Tags: birding, birds, Brooklyn, Prospect Park
The Rusty Blackbird (Euphagus carolinus) is a species in deep trouble. According to the International Rusty Blackbird Working Group, the species has shown “chronic long-term and acute short-term population declines,” more so than any other species we see. The numbers are startling, with a population plummet from 85-95% over the last century. The reason for this isn’t definite; although I would hazard that the 80% reduction of wooded wetlands in their southeastern wintering grounds goes a good way to explaining the crisis. Climate change in the north is also telling: the wet boreal summers are drying out. Another aspect is cultural: none of the blackbird species are seen as cute celebrity-charismatics; and, in fact, some, like the Red-winged Blackbird, are considered pests, and efforts to eradicate them must inevitably kill some of this species as well. Few have paid any attention to the decline until recently.
This year marks the centennial of the last Passenger Pigeon; who the hell wants to live through another species’ disappearance? The IRBWG’s Spring Migration Blitz is an effort to survey the birds as they make their way to their boreal breeding grounds. The survey begins this month; New York state’s portion lasts from March 1-April 31. Keep an eye out for these birds (there’s good ID help on their site) and report on ebird.I photographed this female last month in Prospect Park, where the lack of leash law enforcement continues to stress all species. She was still sporting her basic (non-breeding) plumage.
Tags: birding, birds, Brooklyn, Red Hook
So much depends on light and distance. The Red-necked Grebe (Podiceps grisegena) above was sun-ward and far.This Horned Grebe (Podiceps auritus) was sun-struck and near. Both of these species have very different breeding plumages, which they are named after (that’s not so helpful to those of us so far south of their breeding grounds). I saw the Horned Grebe (a.k.a the Slovenian Grebe) in breeding finery in Iceland and was astonished at the transformation.

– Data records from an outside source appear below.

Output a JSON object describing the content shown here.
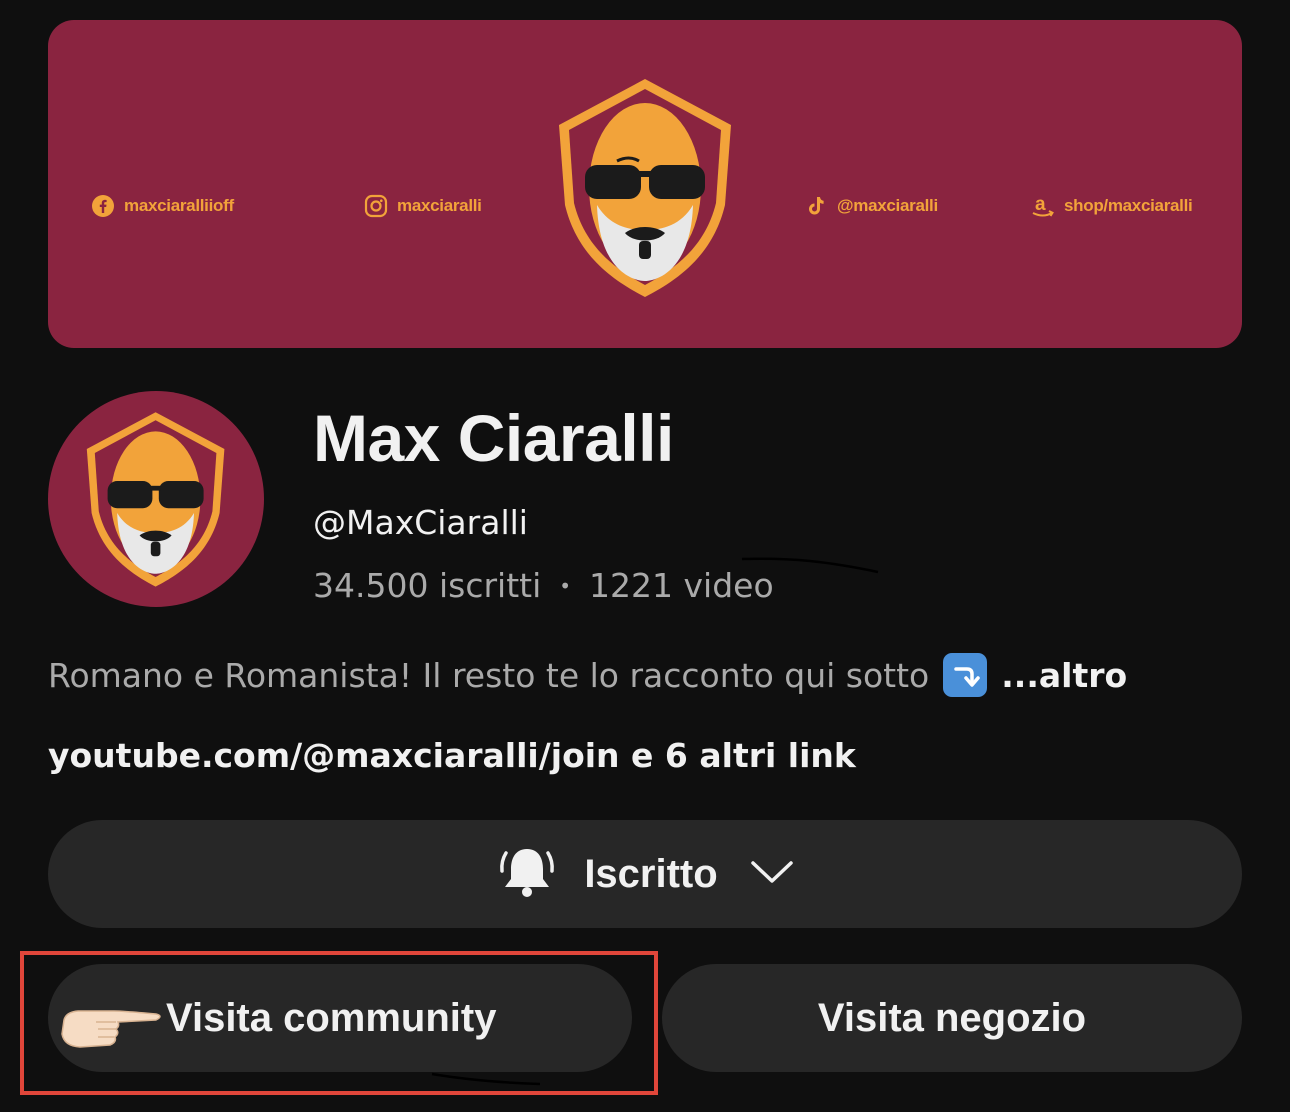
{
  "banner": {
    "socials": [
      {
        "icon": "facebook-icon",
        "text": "maxciaralliioff"
      },
      {
        "icon": "instagram-icon",
        "text": "maxciaralli"
      },
      {
        "icon": "tiktok-icon",
        "text": "@maxciaralli"
      },
      {
        "icon": "amazon-icon",
        "text": "shop/maxciaralli"
      }
    ],
    "background_color": "#8a2440",
    "accent_color": "#f2a33a"
  },
  "channel": {
    "name": "Max Ciaralli",
    "handle": "@MaxCiaralli",
    "subscribers": "34.500 iscritti",
    "separator": "•",
    "videos": "1221 video"
  },
  "description": {
    "text": "Romano e Romanista! Il resto te lo racconto qui sotto",
    "emoji": "arrow-right-curving-down-emoji",
    "more_label": "...altro"
  },
  "links_label": "youtube.com/@maxciaralli/join e 6 altri link",
  "subscribe": {
    "icon": "bell-icon",
    "label": "Iscritto",
    "chevron": "chevron-down-icon"
  },
  "actions": {
    "community_label": "Visita community",
    "community_pointer": "pointing-hand-emoji",
    "shop_label": "Visita negozio",
    "highlight_color": "#e0463a"
  }
}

The Red-necked is a rather larger bird — 4″ longer in length, 6″ longer in wingspan — but in these images, absent scale, the most striking difference is the bill length, with the Red-necked being substantially larger.I was surprised by the weights of these birds, which Sibley gives as 2.2lb (1000g) for the Red-necked, and 1lb (450g) for the Horned, but then, they are divers, and need to fight their own buoyancy. Horned are more common in local waters, with four of them to the one Red-necked, that day in the Erie Basin.
I wonder who it was who painted the first portrait with that little bit of white in the eyes signifying reflection? You can wander a museum for hours fixated on these daubs of paint, geometries suggestive of where the subject posed — rectangular for natural light through a window, for instance — which suddenly give so much depth and life to the image. A portrait is dead without them.